For years now, business presenters have put their faith in PowerPoint slides, rational argumentation, numbers and logic to persuade listeners. While none of these things are about to disappear, I am seeing the pendulum swinging back toward the use of more narrative-based discourse.
Why do I say swinging back? A rapid look at history will tell us that, for more than two hundred years, trends in our society and our education have 'de-storied' us.
From the start of language and throughout millennia, story was the primary vehicle for passing on any acquired information and experience. Then, one of the great projects of the 18th century Enlightenment was to replace narrative knowledge with scientific knowledge, which was said to be the only 'legitimate' form of knowledge. With a growing emphasis on science to provide rational and objective analysis of all things, narrative ways of knowing were widely discounted and distrusted. The effort to reduce all knowledge to analytic propositions reached its peak sometime in the late 20th century.
Beginning with the great Enlightenment, we increasingly built our world on the rigors of scientific thinking. We came to believe that analytical proof was good, and that any form of anecdotal evidence was weak and unreliable.
Today, this tide may be turning. A growing number of researchers, particularly in the fields of psychology and neurology, are giving new weight to narrative forms of knowledge, suggesting that people actually think in story form, rather than in logical or rational forms. It is by creating narrative structures and scenarios that human beings learn to think and to organise their world.
Thus, despite all attempts since the Enlightenment to convince us otherwise, recent discoveries are demonstrating that story is the native language of the brain. We may indeed be 'hardwired' to think in story form. As such, we I would say we are rediscovering and age-old truth: storytelling is simply the most persuasive form of discourse known to mankind, and this has been true since the beginning of time.
However, when I make statements such as the one above, I do so with two words of caution. First, not all stories are effective forms of self-expression for an individual or for a brand. When I coach leaders or consult for companies, we work to craft and tell authentic stories of identity, stories that portray our core values. These are the stories that express who we truly are and what we stand for.

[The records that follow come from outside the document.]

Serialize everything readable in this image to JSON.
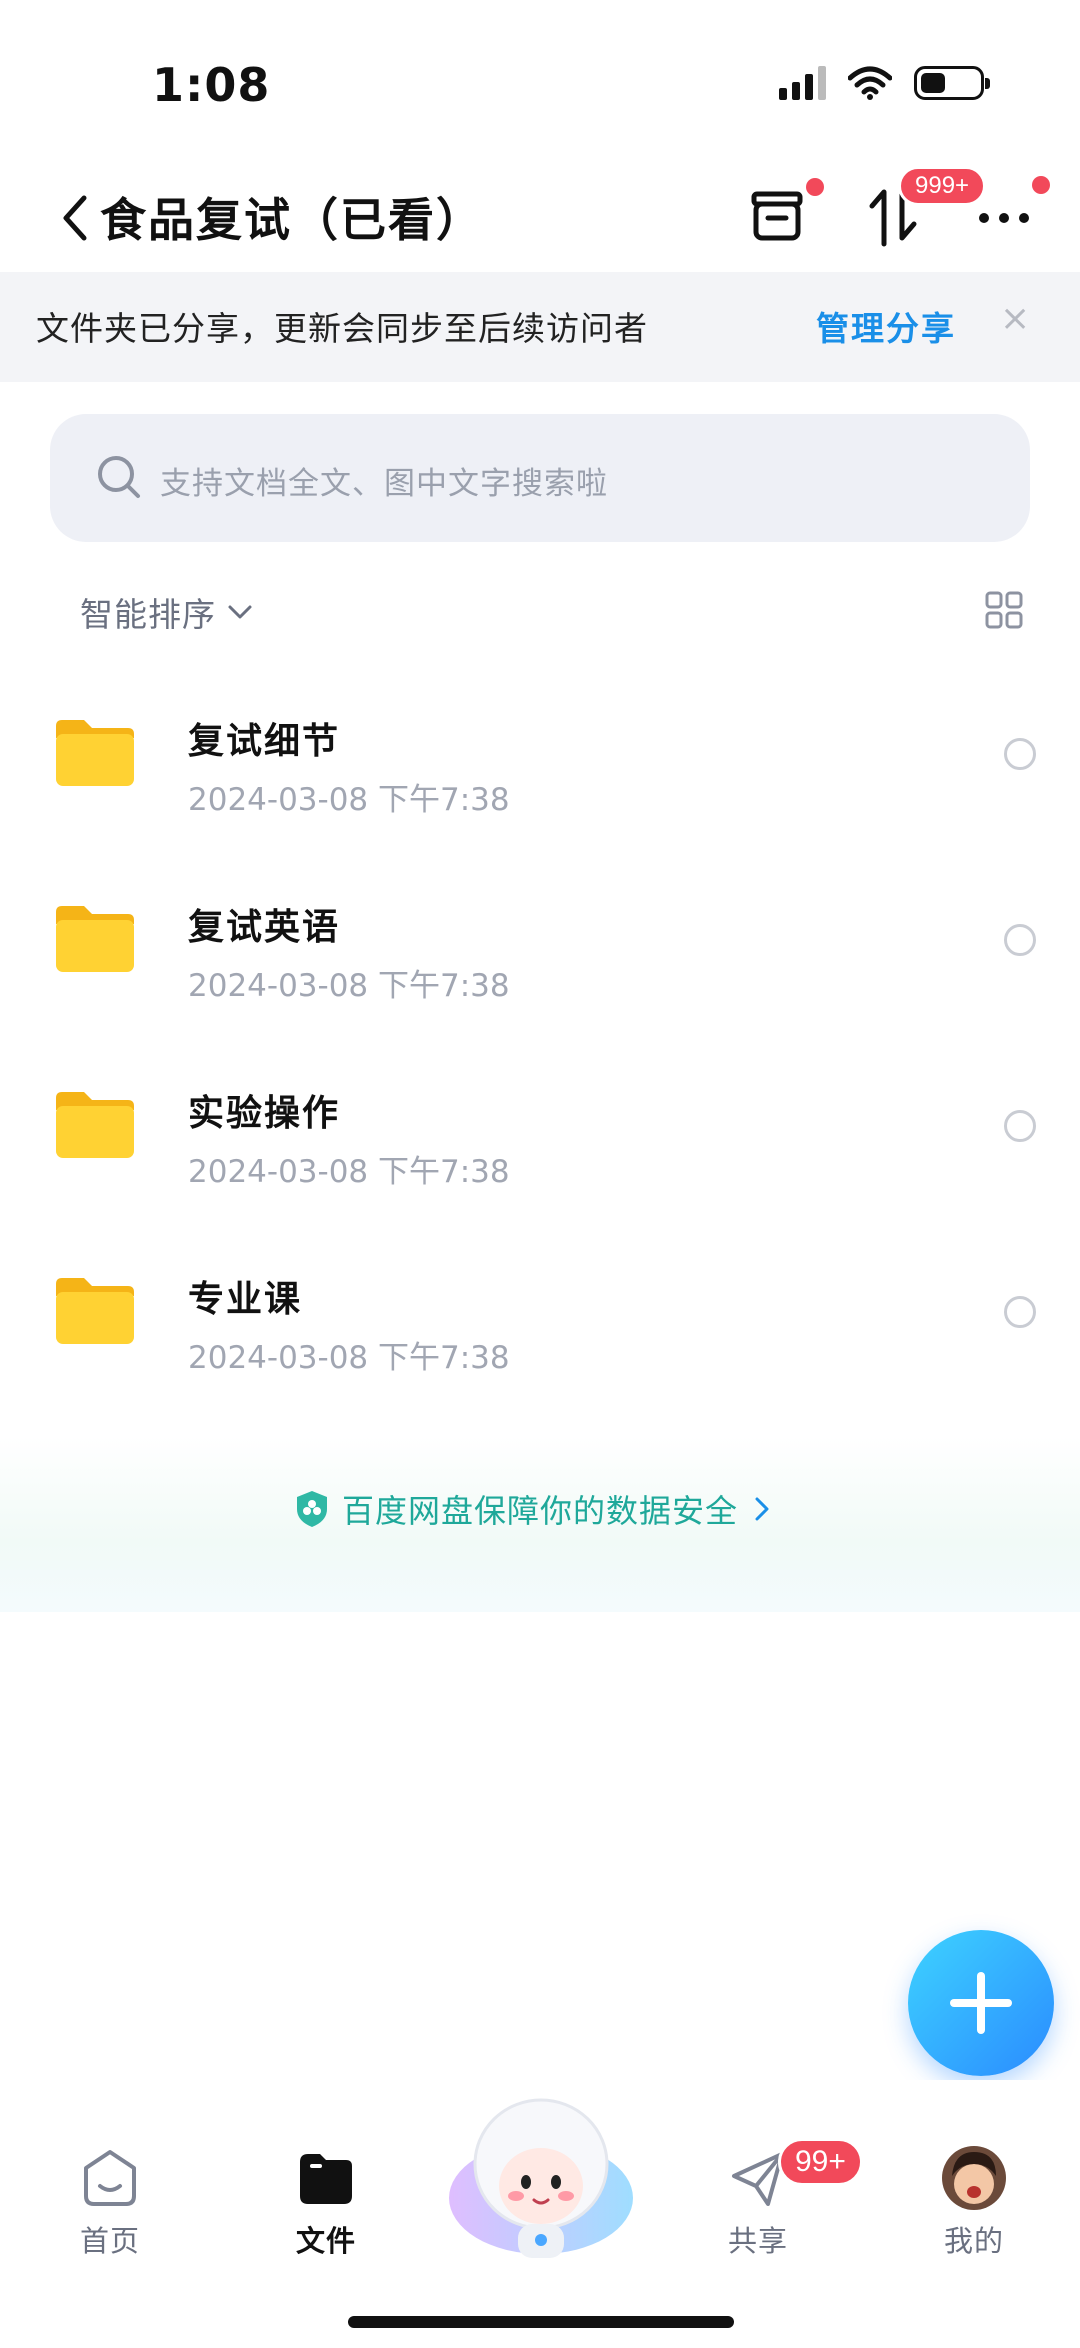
{
  "status_bar": {
    "time": "1:08"
  },
  "header": {
    "title": "食品复试（已看）",
    "transfer_badge": "999+"
  },
  "share_banner": {
    "text": "文件夹已分享，更新会同步至后续访问者",
    "link": "管理分享",
    "close": "×"
  },
  "search": {
    "placeholder": "支持文档全文、图中文字搜索啦"
  },
  "sort": {
    "label": "智能排序"
  },
  "files": [
    {
      "name": "复试细节",
      "date": "2024-03-08 下午7:38"
    },
    {
      "name": "复试英语",
      "date": "2024-03-08 下午7:38"
    },
    {
      "name": "实验操作",
      "date": "2024-03-08 下午7:38"
    },
    {
      "name": "专业课",
      "date": "2024-03-08 下午7:38"
    }
  ],
  "security": {
    "text": "百度网盘保障你的数据安全"
  },
  "tabbar": {
    "tabs": [
      {
        "label": "首页"
      },
      {
        "label": "文件"
      },
      {
        "label": "共享"
      },
      {
        "label": "我的"
      }
    ],
    "share_badge": "99+"
  },
  "colors": {
    "accent": "#1a8fe8",
    "badge": "#f2495a",
    "folder": "#ffc928",
    "security_text": "#1fa89a"
  },
  "icons": {
    "header": [
      "chevron-left-icon",
      "recycle-box-icon",
      "transfer-icon",
      "more-icon"
    ],
    "tabbar": [
      "home-icon",
      "folder-icon",
      "send-icon",
      "avatar"
    ]
  }
}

And second, I do not wish to imply that we should abandon abstract analysis and present everything in story form. Rather, storytelling and rational argument should complement each other. What I do mean to say is that story is underutilised in modern-day communication and that we would do well to rediscover its power.
In any case, I am each day more convinced that the internet storytelling revival is alive and well. As marketers learn new ways to use social media for telling brand stories, I am curious to see where this movement will take us.

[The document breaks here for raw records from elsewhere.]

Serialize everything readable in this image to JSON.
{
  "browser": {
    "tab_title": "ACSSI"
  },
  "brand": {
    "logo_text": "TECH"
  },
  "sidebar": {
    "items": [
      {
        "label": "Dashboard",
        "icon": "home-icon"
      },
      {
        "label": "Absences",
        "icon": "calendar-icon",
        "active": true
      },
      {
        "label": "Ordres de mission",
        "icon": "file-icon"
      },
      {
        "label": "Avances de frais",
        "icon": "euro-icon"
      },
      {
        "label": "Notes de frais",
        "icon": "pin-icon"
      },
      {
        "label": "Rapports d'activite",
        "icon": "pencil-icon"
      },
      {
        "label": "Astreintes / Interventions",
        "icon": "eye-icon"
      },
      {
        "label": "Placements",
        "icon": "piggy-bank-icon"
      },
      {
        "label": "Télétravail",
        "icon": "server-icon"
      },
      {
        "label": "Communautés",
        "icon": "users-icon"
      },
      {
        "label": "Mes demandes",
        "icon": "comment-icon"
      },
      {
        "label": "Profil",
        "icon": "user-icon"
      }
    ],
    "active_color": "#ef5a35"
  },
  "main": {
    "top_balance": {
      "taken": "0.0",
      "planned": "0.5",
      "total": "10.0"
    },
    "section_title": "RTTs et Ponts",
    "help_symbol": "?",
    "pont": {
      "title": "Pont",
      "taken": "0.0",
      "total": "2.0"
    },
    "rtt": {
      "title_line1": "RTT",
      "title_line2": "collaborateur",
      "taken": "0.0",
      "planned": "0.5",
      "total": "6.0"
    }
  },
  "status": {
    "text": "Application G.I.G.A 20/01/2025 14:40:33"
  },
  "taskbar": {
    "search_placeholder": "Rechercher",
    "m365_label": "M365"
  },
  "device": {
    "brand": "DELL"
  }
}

John Sadowsky is a professor, consultant and leadership coach, and is author of Email, social marketing and the art of storytelling. For further information on John and his work visit his website.